:: Directions for this task ::
Find all the lines in the material below with the word "getaccount", and copy them.

:: Data records ::

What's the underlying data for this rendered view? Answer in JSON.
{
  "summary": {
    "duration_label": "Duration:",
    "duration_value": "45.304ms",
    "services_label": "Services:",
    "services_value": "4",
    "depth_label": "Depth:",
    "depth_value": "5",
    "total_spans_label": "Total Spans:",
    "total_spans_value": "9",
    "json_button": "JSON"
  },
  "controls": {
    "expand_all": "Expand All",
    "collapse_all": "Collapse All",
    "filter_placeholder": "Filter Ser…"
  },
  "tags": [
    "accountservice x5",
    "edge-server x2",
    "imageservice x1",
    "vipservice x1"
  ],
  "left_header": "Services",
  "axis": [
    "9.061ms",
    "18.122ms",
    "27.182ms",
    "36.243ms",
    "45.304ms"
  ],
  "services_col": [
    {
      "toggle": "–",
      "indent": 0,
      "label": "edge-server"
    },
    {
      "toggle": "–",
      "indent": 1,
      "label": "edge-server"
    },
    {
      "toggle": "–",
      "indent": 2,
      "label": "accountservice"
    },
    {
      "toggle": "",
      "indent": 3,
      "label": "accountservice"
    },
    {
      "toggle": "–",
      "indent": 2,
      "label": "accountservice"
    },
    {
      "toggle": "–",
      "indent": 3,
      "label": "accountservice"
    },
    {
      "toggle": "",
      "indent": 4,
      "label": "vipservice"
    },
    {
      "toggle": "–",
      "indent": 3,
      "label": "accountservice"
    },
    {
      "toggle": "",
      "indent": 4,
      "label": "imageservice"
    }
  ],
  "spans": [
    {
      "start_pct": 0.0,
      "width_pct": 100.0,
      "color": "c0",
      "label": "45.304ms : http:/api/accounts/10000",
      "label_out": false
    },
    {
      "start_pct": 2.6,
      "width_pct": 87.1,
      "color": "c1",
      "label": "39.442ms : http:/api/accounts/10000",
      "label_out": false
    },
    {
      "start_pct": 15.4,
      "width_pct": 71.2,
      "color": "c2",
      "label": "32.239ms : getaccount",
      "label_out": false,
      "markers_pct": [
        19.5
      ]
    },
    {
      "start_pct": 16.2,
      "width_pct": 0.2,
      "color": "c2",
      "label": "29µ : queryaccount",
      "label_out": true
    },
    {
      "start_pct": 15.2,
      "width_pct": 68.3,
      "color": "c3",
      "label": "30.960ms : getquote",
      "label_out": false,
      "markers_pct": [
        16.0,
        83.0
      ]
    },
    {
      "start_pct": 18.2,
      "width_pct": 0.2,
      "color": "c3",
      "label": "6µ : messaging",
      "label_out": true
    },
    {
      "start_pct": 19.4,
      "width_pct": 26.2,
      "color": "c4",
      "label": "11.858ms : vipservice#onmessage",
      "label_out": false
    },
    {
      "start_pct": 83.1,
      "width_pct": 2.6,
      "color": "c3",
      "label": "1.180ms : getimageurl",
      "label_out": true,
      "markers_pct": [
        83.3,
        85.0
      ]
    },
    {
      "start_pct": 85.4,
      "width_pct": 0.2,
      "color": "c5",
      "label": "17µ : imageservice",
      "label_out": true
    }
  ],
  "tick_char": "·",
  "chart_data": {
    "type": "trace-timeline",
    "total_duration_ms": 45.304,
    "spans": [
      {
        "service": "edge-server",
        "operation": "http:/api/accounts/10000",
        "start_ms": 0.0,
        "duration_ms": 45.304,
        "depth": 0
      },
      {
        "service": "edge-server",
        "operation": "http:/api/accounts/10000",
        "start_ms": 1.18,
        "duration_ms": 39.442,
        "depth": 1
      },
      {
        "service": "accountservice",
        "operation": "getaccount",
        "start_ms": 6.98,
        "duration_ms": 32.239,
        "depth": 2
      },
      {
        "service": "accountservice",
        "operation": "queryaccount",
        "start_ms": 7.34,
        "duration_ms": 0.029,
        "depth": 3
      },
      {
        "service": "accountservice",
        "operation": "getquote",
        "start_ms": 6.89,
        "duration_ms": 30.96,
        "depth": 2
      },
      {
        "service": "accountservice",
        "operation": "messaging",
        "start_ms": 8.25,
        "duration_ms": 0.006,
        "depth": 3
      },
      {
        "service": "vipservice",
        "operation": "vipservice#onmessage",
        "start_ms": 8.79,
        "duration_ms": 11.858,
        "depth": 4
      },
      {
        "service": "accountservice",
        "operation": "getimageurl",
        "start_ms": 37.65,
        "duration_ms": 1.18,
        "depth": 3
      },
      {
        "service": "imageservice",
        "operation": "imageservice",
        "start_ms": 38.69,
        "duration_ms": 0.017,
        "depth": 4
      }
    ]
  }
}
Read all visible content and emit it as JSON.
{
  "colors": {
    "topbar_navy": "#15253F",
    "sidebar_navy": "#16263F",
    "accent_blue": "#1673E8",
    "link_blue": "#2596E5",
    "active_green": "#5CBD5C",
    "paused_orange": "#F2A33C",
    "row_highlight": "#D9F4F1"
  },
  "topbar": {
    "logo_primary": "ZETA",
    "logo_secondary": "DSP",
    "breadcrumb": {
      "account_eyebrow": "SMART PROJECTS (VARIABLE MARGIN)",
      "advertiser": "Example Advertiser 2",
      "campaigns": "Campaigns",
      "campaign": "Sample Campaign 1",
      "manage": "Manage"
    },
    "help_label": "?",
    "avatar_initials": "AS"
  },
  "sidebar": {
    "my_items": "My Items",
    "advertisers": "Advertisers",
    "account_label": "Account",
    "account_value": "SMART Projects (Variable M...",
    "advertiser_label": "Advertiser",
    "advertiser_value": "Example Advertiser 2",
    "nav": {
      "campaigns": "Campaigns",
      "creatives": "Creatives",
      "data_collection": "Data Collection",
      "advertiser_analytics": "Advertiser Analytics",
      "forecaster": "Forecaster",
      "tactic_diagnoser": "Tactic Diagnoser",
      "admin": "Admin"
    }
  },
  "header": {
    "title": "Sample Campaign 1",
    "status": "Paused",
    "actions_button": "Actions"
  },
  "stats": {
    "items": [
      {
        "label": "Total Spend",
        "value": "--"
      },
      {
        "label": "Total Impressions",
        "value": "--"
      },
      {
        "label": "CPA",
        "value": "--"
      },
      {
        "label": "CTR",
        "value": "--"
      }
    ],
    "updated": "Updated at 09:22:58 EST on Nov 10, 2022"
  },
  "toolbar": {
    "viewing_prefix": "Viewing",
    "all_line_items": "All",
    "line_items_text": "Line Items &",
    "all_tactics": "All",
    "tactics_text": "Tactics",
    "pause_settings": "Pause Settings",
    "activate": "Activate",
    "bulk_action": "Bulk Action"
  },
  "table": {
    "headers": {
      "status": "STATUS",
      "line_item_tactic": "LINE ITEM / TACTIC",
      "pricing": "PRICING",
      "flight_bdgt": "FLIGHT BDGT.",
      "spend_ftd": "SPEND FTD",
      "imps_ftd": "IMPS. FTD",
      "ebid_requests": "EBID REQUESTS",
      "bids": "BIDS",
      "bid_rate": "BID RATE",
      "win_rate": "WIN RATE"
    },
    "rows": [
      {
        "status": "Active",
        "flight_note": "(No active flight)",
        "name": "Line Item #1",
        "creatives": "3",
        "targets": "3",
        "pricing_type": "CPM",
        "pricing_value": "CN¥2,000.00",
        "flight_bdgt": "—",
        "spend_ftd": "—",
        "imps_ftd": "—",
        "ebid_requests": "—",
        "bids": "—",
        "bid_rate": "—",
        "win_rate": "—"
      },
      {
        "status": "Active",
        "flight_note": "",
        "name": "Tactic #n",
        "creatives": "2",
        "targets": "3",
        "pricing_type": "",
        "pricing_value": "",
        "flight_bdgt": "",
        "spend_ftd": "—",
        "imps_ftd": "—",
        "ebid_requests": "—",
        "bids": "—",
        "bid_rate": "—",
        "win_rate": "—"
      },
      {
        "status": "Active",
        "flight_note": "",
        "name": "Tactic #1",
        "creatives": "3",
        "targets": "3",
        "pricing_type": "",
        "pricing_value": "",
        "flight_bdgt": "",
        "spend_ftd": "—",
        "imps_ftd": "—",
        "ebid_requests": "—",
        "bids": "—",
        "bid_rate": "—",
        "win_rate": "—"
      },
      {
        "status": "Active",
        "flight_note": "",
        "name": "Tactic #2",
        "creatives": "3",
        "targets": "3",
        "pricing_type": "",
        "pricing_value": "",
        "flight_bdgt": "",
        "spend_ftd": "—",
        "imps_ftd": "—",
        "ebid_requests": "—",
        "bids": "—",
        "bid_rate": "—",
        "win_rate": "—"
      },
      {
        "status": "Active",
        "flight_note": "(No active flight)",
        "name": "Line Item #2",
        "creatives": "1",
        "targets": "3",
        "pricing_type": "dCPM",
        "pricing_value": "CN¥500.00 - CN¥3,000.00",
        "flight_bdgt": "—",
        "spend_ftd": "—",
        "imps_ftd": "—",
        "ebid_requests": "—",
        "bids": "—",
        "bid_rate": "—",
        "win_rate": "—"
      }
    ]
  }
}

:: Answer to this task ::
      "label": "32.239ms : getaccount",
        "operation": "getaccount",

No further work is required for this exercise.